Rep. George Miller, D-Calif., noted that Alpha has continued to employ numerous Massey officials who refused to cooperate with the investigation of the April 2010 Upper Big Branch Mine Disaster. Miller also noted that Alpha has decided to fight federal regulators over tough enforcement action at several mines it bought from Massey.
In a House floor speech, Miller focused on the findings of last week's United Mine Workers report on the disaster, outlining routine safety violations, intimidation of workers, and interference with government inspections by Massey.
"I have been personally assured that these corrupt practices won't reappear with the new owners," Miller said. "However, there are some troubling contradictions that merit a careful watch."
Miller noted that Congress has not passed his Robert C. Byrd Mine Safety Protection Act to, among other things, increase criminal penalties and make it easier to hold corporate officials responsible for safety violations.

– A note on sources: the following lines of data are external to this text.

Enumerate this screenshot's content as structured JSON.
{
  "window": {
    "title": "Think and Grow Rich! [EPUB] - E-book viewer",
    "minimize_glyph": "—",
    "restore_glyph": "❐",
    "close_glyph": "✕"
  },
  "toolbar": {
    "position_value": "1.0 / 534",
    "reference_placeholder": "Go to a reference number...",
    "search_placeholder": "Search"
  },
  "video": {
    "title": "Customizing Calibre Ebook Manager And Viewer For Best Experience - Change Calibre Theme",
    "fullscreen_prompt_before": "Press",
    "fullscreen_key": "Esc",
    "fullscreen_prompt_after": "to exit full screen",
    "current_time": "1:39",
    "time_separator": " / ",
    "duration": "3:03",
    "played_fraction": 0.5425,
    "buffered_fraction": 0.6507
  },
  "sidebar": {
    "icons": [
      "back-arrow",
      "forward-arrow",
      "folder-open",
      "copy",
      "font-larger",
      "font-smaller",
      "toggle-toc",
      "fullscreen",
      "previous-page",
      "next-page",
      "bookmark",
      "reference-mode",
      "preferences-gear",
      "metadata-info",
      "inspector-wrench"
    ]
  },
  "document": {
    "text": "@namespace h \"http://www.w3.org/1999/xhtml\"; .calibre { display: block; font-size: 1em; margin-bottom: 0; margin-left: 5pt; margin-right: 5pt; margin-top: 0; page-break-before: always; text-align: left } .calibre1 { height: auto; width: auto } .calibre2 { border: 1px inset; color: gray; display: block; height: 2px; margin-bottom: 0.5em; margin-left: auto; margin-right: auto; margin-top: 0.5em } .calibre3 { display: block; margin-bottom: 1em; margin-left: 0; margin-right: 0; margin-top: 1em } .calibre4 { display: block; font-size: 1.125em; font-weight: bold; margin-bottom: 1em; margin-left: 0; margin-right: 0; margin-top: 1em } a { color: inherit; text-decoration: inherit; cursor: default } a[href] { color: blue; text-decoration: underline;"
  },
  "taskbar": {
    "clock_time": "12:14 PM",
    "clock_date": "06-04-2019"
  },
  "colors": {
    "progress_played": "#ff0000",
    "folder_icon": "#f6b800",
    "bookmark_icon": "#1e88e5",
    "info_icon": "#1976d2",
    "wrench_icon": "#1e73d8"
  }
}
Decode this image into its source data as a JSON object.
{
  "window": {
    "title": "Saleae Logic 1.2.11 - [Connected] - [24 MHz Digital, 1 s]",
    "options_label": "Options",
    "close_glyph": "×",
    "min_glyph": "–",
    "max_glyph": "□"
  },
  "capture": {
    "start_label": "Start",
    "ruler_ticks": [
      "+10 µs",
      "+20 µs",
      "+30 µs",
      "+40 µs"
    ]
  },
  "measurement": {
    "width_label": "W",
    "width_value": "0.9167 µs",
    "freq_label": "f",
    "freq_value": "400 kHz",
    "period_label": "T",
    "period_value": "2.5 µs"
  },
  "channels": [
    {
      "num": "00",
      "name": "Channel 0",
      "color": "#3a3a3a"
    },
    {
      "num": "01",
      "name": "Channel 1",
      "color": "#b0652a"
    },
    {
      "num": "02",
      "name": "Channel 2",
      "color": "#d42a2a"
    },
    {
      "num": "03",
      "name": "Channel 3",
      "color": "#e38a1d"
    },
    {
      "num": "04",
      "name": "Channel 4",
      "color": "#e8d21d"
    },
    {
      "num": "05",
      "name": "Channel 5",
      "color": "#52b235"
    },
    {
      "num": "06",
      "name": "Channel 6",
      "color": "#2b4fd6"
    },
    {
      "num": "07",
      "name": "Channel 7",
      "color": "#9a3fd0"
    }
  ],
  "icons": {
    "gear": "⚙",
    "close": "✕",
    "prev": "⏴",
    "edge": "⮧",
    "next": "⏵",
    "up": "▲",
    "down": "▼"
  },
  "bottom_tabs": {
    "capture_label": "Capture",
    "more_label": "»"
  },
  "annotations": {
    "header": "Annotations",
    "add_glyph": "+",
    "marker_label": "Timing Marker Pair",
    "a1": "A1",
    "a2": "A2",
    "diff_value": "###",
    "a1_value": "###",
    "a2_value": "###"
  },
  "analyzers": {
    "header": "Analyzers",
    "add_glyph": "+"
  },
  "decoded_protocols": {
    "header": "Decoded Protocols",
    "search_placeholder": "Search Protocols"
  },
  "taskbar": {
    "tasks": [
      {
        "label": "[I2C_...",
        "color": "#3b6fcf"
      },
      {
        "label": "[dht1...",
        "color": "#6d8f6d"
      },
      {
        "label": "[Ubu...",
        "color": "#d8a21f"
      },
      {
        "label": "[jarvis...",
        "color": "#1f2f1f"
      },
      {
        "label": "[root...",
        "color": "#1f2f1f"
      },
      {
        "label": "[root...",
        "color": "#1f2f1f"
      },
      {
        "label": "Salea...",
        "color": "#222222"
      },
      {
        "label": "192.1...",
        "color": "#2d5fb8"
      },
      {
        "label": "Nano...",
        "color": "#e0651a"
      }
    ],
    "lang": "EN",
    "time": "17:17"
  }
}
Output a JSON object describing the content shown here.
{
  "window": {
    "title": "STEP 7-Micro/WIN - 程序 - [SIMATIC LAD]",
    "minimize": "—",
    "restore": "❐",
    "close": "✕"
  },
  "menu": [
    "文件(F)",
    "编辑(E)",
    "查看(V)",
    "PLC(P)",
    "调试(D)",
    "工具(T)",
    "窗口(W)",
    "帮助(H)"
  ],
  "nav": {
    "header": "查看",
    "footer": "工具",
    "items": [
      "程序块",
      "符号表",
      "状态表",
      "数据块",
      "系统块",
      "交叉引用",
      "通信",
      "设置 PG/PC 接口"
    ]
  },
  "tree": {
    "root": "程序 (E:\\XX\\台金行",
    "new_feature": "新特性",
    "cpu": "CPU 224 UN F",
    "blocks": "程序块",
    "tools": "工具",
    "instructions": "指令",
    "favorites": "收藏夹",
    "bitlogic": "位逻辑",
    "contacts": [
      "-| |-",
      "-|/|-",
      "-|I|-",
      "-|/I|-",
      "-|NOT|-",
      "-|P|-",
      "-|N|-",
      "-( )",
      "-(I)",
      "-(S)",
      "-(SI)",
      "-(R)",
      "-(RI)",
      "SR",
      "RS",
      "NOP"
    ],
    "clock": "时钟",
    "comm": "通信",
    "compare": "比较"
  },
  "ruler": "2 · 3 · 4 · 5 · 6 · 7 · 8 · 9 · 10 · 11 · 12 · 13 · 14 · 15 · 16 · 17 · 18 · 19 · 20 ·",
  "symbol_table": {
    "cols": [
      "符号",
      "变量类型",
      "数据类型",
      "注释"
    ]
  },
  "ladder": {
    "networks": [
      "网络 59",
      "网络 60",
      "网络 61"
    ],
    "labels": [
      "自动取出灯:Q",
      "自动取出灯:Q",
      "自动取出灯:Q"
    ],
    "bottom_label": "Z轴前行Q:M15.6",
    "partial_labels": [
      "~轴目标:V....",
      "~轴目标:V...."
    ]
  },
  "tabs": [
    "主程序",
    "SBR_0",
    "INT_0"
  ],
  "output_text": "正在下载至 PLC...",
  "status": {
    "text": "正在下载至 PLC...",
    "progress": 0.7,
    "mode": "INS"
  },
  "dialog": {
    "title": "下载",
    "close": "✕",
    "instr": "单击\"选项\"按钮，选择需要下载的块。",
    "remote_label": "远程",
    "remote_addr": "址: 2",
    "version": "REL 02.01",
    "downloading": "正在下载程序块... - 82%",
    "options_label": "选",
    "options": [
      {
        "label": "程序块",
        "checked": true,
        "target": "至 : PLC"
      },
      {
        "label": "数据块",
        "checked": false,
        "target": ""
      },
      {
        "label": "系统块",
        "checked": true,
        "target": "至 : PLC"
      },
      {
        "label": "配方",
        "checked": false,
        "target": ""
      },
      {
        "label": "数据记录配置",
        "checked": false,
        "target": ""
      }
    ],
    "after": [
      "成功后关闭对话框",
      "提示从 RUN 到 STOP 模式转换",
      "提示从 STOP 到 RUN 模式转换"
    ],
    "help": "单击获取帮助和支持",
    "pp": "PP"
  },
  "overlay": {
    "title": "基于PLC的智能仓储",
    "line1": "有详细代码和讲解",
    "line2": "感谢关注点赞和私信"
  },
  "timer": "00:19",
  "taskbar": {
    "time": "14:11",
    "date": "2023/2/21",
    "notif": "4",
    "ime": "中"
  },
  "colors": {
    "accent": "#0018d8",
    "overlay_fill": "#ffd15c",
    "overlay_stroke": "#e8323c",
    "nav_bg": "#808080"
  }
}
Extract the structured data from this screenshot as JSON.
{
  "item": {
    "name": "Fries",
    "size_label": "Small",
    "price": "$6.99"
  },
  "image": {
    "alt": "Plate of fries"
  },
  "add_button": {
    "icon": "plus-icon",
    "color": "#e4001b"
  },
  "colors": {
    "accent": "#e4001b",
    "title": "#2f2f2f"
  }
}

"It is clear the Massey Energy management actively disregarded their workers' health and safety," Miller said. "Unfortunately, the knowing violation of a mandatory health and safety standard is only a misdemeanor, no matter how many miners are killed.
"This kind of conduct needs to be made a felony, but efforts to increase sanctions have been stifled by the mining industry's lobby," Miller said. "Instead of being held accountable for decisions that caused 29 deaths, Massey Energy executives got a massive $195 million payout when they sold off their company."
Miller said, "If you wonder why people are talking about the 1 percent and the 99 percent, the 99 percent in the mine had their lives put in danger every day.